### TASK GOAL
Word for word, copy each record that comes after this.
[GIVEN RECORDS — start]
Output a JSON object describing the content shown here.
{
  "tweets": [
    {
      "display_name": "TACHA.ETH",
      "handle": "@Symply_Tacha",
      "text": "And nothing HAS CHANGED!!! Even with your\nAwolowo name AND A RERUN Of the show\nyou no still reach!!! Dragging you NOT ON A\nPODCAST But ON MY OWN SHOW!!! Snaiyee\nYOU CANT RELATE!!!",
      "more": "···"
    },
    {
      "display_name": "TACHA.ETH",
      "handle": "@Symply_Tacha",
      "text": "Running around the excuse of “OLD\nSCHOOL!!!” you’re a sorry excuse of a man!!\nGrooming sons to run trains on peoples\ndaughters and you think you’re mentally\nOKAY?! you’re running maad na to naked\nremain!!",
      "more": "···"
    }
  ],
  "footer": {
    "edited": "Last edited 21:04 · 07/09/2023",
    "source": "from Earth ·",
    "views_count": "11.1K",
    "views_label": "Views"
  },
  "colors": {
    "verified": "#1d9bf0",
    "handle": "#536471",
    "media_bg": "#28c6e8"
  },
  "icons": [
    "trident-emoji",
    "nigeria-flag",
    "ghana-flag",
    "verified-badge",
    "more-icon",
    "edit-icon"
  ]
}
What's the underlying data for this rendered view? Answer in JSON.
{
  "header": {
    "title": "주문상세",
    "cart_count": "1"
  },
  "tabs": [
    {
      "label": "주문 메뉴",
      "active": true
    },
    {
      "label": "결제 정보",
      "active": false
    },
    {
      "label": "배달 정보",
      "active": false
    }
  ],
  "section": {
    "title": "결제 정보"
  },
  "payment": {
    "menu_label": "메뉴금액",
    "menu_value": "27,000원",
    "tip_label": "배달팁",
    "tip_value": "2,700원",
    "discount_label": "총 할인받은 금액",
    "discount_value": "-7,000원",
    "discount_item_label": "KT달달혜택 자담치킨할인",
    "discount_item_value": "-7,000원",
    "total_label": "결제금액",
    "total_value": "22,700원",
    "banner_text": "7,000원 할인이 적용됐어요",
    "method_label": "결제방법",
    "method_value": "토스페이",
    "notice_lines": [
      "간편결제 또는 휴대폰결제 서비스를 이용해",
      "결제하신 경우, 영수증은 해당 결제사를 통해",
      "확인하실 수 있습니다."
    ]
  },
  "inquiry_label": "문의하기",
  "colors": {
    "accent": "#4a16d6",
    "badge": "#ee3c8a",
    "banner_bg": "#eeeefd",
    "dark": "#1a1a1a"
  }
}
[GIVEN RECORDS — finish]
### SOLUTION TO THIS PROBLEM
Output a JSON object describing the content shown here.
{
  "tweets": [
    {
      "display_name": "TACHA.ETH",
      "handle": "@Symply_Tacha",
      "text": "And nothing HAS CHANGED!!! Even with your\nAwolowo name AND A RERUN Of the show\nyou no still reach!!! Dragging you NOT ON A\nPODCAST But ON MY OWN SHOW!!! Snaiyee\nYOU CANT RELATE!!!",
      "more": "···"
    },
    {
      "display_name": "TACHA.ETH",
      "handle": "@Symply_Tacha",
      "text": "Running around the excuse of “OLD\nSCHOOL!!!” you’re a sorry excuse of a man!!\nGrooming sons to run trains on peoples\ndaughters and you think you’re mentally\nOKAY?! you’re running maad na to naked\nremain!!",
      "more": "···"
    }
  ],
  "footer": {
    "edited": "Last edited 21:04 · 07/09/2023",
    "source": "from Earth ·",
    "views_count": "11.1K",
    "views_label": "Views"
  },
  "colors": {
    "verified": "#1d9bf0",
    "handle": "#536471",
    "media_bg": "#28c6e8"
  },
  "icons": [
    "trident-emoji",
    "nigeria-flag",
    "ghana-flag",
    "verified-badge",
    "more-icon",
    "edit-icon"
  ]
}
What's the underlying data for this rendered view? Answer in JSON.
{
  "header": {
    "title": "주문상세",
    "cart_count": "1"
  },
  "tabs": [
    {
      "label": "주문 메뉴",
      "active": true
    },
    {
      "label": "결제 정보",
      "active": false
    },
    {
      "label": "배달 정보",
      "active": false
    }
  ],
  "section": {
    "title": "결제 정보"
  },
  "payment": {
    "menu_label": "메뉴금액",
    "menu_value": "27,000원",
    "tip_label": "배달팁",
    "tip_value": "2,700원",
    "discount_label": "총 할인받은 금액",
    "discount_value": "-7,000원",
    "discount_item_label": "KT달달혜택 자담치킨할인",
    "discount_item_value": "-7,000원",
    "total_label": "결제금액",
    "total_value": "22,700원",
    "banner_text": "7,000원 할인이 적용됐어요",
    "method_label": "결제방법",
    "method_value": "토스페이",
    "notice_lines": [
      "간편결제 또는 휴대폰결제 서비스를 이용해",
      "결제하신 경우, 영수증은 해당 결제사를 통해",
      "확인하실 수 있습니다."
    ]
  },
  "inquiry_label": "문의하기",
  "colors": {
    "accent": "#4a16d6",
    "badge": "#ee3c8a",
    "banner_bg": "#eeeefd",
    "dark": "#1a1a1a"
  }
}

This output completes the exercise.